/---

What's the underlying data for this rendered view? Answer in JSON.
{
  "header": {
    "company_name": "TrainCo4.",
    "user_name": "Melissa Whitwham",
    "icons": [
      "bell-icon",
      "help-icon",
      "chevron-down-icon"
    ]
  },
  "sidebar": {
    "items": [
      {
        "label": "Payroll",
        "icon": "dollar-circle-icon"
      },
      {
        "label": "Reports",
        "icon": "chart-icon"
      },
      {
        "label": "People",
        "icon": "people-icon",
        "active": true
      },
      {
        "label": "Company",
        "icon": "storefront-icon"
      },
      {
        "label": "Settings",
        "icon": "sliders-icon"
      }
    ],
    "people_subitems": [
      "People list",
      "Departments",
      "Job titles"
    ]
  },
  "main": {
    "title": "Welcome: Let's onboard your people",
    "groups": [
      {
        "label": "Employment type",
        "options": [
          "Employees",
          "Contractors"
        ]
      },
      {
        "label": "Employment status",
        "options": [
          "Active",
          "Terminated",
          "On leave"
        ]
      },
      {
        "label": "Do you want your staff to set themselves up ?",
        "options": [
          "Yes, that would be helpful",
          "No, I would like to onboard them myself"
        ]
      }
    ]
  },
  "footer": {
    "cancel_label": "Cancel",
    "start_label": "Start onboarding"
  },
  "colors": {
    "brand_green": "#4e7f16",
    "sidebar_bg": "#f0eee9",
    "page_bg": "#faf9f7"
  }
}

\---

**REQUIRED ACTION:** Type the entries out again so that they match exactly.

**RESULT OF THIS EXERCISE:**
What's the underlying data for this rendered view? Answer in JSON.
{
  "header": {
    "company_name": "TrainCo4.",
    "user_name": "Melissa Whitwham",
    "icons": [
      "bell-icon",
      "help-icon",
      "chevron-down-icon"
    ]
  },
  "sidebar": {
    "items": [
      {
        "label": "Payroll",
        "icon": "dollar-circle-icon"
      },
      {
        "label": "Reports",
        "icon": "chart-icon"
      },
      {
        "label": "People",
        "icon": "people-icon",
        "active": true
      },
      {
        "label": "Company",
        "icon": "storefront-icon"
      },
      {
        "label": "Settings",
        "icon": "sliders-icon"
      }
    ],
    "people_subitems": [
      "People list",
      "Departments",
      "Job titles"
    ]
  },
  "main": {
    "title": "Welcome: Let's onboard your people",
    "groups": [
      {
        "label": "Employment type",
        "options": [
          "Employees",
          "Contractors"
        ]
      },
      {
        "label": "Employment status",
        "options": [
          "Active",
          "Terminated",
          "On leave"
        ]
      },
      {
        "label": "Do you want your staff to set themselves up ?",
        "options": [
          "Yes, that would be helpful",
          "No, I would like to onboard them myself"
        ]
      }
    ]
  },
  "footer": {
    "cancel_label": "Cancel",
    "start_label": "Start onboarding"
  },
  "colors": {
    "brand_green": "#4e7f16",
    "sidebar_bg": "#f0eee9",
    "page_bg": "#faf9f7"
  }
}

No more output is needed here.